    I don't know what happened to my comment but here we go again. NEC 210.19 (A) states you shall not exceed 80% of the conductor load on noncontinuous loads. 210.20 (B) states that you shall not exceed 80% of the overcurrent protection. 220.14 (I) states to use 180VA for each general purpose duplex receptacle. That gives you 1920VA for 20A circuits or 10 duplexes and 1440VA for 15A circuits or 8 duplexes without exception. Meaning dwelling units also. – Retired Master Electrician May 22 '17 at 20:34
0

Again, for comm application only. Resi general branch circuits are calculated at 3 VA per square foot. Go figure..Recepts on a general branch circuit in a resi dwelling are not defined by 180 VA/ outlet and therefore that code secton is not applicable here. It is allowed for recepts (again resi application) to be combined with lighting on the same circuit, and now it would take some science to nail this down. Generally, as a rule of thumb - 15 to 18 outlets, whether plugs or switches is acceptable on a 15A GENERAL BRANCH CIRCUIT. Never ever did I have an overload problem in my 20+ years of experience.
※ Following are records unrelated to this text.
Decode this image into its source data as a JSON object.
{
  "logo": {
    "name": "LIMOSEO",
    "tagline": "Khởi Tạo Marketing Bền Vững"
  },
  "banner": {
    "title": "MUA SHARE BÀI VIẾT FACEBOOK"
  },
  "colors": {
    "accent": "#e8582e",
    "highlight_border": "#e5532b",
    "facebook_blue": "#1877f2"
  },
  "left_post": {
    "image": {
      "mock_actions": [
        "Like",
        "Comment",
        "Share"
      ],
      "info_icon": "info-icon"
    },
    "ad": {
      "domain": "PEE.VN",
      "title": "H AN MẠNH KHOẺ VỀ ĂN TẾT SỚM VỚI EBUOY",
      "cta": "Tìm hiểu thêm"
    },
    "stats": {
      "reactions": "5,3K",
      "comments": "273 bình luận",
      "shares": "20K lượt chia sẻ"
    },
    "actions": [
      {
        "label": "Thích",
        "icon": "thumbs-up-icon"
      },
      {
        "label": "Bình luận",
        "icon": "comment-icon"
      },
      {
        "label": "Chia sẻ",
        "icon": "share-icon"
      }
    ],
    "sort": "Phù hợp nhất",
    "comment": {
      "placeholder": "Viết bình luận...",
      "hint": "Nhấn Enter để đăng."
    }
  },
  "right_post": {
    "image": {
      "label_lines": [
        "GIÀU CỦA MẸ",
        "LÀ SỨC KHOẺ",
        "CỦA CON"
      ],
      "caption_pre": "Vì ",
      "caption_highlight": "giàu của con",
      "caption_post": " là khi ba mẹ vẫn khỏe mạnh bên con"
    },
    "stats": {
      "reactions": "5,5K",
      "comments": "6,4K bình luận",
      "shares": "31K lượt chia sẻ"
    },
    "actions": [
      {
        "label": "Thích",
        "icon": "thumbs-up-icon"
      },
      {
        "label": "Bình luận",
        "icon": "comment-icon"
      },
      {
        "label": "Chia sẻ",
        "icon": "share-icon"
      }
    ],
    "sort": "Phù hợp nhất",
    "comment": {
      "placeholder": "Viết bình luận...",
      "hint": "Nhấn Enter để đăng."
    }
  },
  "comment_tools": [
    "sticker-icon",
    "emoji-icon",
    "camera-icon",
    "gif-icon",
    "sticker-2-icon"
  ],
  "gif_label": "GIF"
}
0

Ok.. My own limited knowledge from codes and studies are the following: USA Codes so far, within my knowledge, have no national code on number of outlets per circuit breaker in the kitchen but require a minimum of 2 small equipment circuits, however there are many different local and state codes that do have requirements. Canadian code is a minimum of two circuits, and no more than 2 outlet points per circuit. An outlet point being a Duplex outlet or a single outlet. Jamaican code is no more than 3 outlet points per circuit. Separate dedicated outlets required for refrigerator, freezer, stove, microwave, garbage disposal, dishwasher, washer. UK code is to use dedicated rings, one for kitchen plus one for other areas, up to 100 meters floor space, but suggests 2 rings for kitchen based on international suggestions. Not required but suggested is feeding refrigerator from either a radial or a fused spur. Again, only what I have been getting from my various studies and experiences in several jurisdiction, but only a journeyman electrician, not a master.

  • The number of outlets is not specified but the spacing is. Within 2 feet from a sink and no space more than 2 feet from an outlet or 4' apart. The area behind sinks and stoves is not counted. A small section of counter 12" or more requires an outlet. So the number depends on the amount of counter space available. – Ed Beal Feb 18 at 14:58

protected by Community Feb 18 at 10:38

Thank you for your interest in this question. Because it has attracted low-quality or spam answers that had to be removed, posting an answer now requires 10 reputation on this site (the association bonus does not count).

Would you like to answer one of these unanswered questions instead?

Not the answer you're looking for? Browse other questions tagged or ask your own question.